One of the most important members of our small family is Mick, our 12-year-old British bulldog. Mr G and I chose him at eight weeks old as a companion for our female bulldog, Bianca (who is no longer with us unfortunately) and from the outset he was a character. Named after Mick Jagger, I chose him out of what seemed like hundreds of puppies because he was tiny, noisy and incredibly grumpy. Nowadays, he is still noisy and occasionally grumpy, but he is not tiny.
Shortly after we adopted him, Mr G was transferred to London from South Africa and the dogs ended up enduring six months of quarantine as we relocated. He went into the kennels a puppy, but came out a hulking beast of a dog, with boundless energy (going completely against the grain for a bulldog) and no idea of his own strength. A couple of sessions with a dog behaviourist and with wallets a few pounds lighter, Mick was a reformed character with a laid-back, chilled approach to everything.
And it has been something of an adventure ever since. He is the kind of dog that scares the hell out of you at first sight, but once he has snorted at you and sniffed your legs (he can’t reach most crotches), he is a softy. Unless you are a squirrel, in which case watch your back as one day he will get up enough speed to catch you (in his dreams anyway).
Mick has a number of weaknesses, chocolate being one of them. He relishes the approach of Christmas, because that means presents under the tree, which may or may not contain chocolate. Many times we have returned home from a bout of shopping to find the presents unwrapped – none too gently – as he hunts for whatever has caught his nose. He once ate an entire box of Jaffa Cakes (including the cardboard and plastic inner), then ran around the house like a demon for an hour. On another occasion, I had placed a bag full of goodies, such as Walnut Whips and Minstrels, on the study desk, supposedly out of his reach, only to find him perched on my keyboard, having eaten the lot and with a stomach too full to climb down afterwards. It took him days to get over that tummy ache; he would sit and groan for effect, but since he was in disgrace, he got no sympathy from us. And the “k” on my keyboard has never worked properly since. Yes, I know that chocolate is poisonous for dogs, but try telling him that.
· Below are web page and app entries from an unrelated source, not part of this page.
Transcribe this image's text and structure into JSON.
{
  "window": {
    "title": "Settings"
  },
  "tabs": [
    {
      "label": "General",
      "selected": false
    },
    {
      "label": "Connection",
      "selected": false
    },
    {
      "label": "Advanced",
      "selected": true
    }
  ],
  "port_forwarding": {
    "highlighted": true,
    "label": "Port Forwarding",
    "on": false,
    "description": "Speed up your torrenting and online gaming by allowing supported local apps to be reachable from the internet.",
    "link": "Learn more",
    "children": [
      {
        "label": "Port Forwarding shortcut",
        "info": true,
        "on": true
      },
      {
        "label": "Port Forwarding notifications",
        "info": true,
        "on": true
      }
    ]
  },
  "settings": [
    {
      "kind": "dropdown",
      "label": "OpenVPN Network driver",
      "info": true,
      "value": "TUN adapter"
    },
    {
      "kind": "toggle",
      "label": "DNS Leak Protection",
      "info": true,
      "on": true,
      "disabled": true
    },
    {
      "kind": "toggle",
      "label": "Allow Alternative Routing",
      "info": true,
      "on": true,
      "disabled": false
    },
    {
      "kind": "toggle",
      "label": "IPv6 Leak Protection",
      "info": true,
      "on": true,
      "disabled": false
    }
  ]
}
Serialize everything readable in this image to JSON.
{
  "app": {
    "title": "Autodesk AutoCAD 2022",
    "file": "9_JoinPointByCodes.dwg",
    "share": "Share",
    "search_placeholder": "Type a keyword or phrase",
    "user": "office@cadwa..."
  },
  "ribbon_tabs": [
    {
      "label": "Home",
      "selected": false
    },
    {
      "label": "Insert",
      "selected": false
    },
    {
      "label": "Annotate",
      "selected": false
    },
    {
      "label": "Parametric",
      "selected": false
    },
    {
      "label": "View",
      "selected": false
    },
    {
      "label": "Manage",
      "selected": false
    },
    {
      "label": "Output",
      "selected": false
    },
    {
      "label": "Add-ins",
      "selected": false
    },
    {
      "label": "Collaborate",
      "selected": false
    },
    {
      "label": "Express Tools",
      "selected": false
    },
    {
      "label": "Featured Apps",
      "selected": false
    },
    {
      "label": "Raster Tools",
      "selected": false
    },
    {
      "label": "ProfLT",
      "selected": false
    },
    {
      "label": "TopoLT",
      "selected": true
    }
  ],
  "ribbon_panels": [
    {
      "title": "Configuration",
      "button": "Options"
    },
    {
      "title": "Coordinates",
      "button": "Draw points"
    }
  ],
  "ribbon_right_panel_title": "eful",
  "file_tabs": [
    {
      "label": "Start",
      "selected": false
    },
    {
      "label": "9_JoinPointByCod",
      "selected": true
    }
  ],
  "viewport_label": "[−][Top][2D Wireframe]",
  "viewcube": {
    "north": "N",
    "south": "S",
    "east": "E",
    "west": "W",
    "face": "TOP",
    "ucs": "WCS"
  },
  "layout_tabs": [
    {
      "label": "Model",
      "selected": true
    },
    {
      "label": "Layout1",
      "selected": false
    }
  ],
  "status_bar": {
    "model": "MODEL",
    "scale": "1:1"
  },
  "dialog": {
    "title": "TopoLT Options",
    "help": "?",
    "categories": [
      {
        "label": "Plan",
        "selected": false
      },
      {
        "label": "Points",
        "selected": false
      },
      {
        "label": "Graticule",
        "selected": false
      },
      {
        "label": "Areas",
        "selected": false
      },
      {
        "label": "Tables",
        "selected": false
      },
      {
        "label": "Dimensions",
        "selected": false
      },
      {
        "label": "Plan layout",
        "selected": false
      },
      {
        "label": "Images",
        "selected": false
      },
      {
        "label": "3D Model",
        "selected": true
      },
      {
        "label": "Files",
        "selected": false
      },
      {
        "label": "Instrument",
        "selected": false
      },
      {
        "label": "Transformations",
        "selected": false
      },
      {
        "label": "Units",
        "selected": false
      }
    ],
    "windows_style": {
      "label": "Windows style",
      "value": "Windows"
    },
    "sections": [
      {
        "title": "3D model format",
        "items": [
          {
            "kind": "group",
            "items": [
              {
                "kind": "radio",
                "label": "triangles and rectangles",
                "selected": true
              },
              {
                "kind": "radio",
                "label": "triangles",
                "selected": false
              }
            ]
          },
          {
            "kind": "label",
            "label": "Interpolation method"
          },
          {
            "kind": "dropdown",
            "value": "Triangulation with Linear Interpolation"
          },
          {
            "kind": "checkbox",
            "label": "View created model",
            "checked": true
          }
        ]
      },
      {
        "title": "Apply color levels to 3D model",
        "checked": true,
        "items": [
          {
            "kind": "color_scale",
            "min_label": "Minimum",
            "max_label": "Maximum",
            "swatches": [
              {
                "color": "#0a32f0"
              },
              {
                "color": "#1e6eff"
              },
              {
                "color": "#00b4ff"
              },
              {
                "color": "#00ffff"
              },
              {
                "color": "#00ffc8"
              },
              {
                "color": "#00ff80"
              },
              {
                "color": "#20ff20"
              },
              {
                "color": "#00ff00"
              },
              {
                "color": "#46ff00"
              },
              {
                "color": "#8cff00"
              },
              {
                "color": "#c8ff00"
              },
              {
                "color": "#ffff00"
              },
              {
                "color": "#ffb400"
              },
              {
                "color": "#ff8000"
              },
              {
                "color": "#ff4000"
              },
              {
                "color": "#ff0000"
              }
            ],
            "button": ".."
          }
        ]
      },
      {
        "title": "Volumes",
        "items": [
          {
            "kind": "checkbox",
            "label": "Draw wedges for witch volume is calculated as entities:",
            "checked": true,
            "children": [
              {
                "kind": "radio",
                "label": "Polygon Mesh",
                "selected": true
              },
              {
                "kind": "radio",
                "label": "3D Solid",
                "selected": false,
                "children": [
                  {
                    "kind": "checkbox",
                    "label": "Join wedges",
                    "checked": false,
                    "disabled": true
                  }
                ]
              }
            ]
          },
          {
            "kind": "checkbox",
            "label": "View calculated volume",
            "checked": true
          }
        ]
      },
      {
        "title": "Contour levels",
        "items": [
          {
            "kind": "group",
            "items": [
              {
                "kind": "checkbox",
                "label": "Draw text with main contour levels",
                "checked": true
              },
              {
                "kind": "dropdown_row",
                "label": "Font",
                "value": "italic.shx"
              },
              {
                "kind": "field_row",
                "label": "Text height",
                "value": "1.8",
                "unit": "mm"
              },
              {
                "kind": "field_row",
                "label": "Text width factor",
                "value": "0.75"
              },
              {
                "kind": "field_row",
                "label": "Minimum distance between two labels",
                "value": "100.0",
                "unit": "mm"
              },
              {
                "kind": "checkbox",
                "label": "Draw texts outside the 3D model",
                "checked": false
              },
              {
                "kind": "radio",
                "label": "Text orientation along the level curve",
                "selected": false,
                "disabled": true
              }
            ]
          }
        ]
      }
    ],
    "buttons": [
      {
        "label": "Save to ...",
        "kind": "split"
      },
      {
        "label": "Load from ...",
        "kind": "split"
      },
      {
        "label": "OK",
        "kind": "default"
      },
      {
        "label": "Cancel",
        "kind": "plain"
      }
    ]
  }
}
His appetite will be his downfall one day. If he thinks he has not had enough dinner, he will either bark incessantly at us until we give him some more or, if we have not closed the cupboard door properly, he will go and help himself. He also enjoys a good hand cream and has figured out how to unzip a handbag if he thinks there is one hiding inside. We have had many disgruntled babysitters, who have come downstairs after putting the girls to bed to find their handbag open, the contents strewn all over the couch and Mick nibbling on their tube of Nivea. He has lovely, soft paws though.
At the ripe old age of 12, he is still as fit as a fiddle, albeit half blind, deaf (although this could be selective) and not as agile as he once was. No matter what he gets up to – once he ate through the cat flap on our back door and got his head stuck in the hole – our family would be incomplete without him.
Of course, he does have some enemies. Stereotypically, he hates the postman, who returns his sentiments tenfold. And there are some members of our extended family that are not his biggest fans. A few Christmases ago, we had family to stay. One morning, one of our elderly male guests came downstairs in a pair of very loose boxer shorts and a gown, then sat on the couch in front of Mick and I with legs astride and everything on show. I averted my eyes and before I could think of a tactful way of suggesting he rearrange himself, Mick caught a glimpse and shot across the room at full throttle, teeth bared, head-first into his crotch, apparently thinking of meat and two veg. After dragging Mick away with some difficulty, I snorted out my apologies, but then had to remove myself completely before hysterics took over. The boxers never appeared again, thankfully, and Mick got an extra Bonio that day.
Socially unacceptable, often embarrassing and frequently amusing, he is my constant companion. Now if only I could do something about his snoring and farting.
Mick sitting really still in the hope that I won’t notice he is sitting on the chair.